▶ What is needed:
Identify each line in the records below that contains the word "this", and copy it.
Dataset START
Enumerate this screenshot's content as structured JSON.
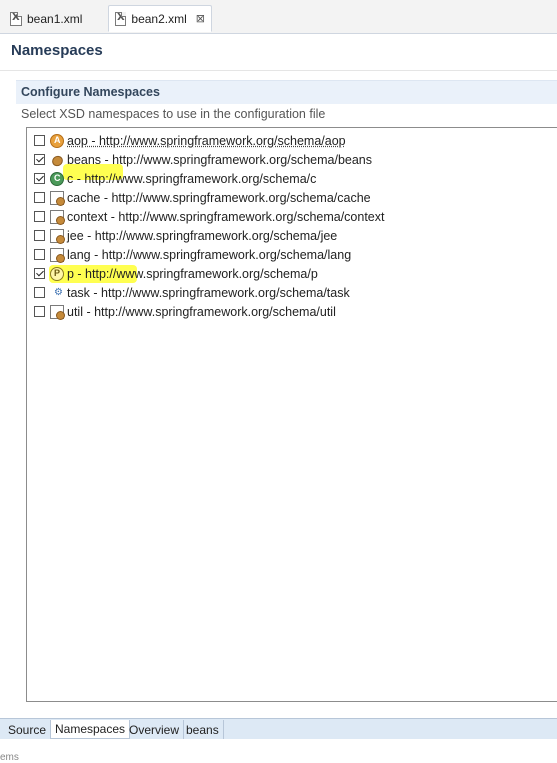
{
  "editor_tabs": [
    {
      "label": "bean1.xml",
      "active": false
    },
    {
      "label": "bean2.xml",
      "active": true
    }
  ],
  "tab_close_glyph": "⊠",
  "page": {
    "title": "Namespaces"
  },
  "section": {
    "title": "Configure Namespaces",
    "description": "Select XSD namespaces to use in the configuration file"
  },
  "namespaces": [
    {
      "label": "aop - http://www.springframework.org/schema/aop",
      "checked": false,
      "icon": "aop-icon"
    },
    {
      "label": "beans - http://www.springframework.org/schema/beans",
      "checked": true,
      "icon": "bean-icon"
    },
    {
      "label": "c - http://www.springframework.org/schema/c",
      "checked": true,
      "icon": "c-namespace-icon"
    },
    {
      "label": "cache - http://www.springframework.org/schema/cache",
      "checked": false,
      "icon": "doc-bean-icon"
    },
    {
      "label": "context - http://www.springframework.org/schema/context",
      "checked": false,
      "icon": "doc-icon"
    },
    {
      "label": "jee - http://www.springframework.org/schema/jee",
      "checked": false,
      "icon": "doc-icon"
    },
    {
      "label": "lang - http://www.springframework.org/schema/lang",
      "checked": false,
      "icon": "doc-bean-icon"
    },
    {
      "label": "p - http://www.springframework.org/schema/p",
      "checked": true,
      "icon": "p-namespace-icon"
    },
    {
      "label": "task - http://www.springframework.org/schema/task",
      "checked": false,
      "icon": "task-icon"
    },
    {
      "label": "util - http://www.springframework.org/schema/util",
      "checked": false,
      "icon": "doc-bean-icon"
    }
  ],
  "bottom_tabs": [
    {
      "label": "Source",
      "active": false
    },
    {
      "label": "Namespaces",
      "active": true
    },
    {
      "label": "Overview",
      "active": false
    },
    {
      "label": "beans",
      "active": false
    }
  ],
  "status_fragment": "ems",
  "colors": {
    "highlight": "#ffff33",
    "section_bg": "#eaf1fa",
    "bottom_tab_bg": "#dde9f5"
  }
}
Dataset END
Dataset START
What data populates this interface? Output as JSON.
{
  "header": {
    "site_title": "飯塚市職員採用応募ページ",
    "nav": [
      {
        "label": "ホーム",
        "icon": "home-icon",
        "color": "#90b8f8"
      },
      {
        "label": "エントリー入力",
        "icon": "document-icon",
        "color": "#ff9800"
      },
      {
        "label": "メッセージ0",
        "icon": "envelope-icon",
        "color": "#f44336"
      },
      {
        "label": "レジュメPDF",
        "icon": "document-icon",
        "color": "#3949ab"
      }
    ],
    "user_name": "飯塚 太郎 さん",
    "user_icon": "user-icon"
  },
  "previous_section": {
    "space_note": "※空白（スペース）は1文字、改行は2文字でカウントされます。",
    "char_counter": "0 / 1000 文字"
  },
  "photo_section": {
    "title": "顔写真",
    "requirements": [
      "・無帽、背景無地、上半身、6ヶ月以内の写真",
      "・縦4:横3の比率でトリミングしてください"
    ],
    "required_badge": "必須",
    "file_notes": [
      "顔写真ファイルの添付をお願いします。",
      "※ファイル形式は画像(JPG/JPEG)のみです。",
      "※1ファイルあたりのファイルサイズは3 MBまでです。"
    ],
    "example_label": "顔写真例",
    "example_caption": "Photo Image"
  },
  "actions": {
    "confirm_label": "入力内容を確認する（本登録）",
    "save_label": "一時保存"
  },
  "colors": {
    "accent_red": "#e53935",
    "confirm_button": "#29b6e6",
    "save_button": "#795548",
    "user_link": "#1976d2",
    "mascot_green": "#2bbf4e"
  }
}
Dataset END
▶ Exercise response:
Enumerate this screenshot's content as structured JSON.
What data populates this interface? Output as JSON.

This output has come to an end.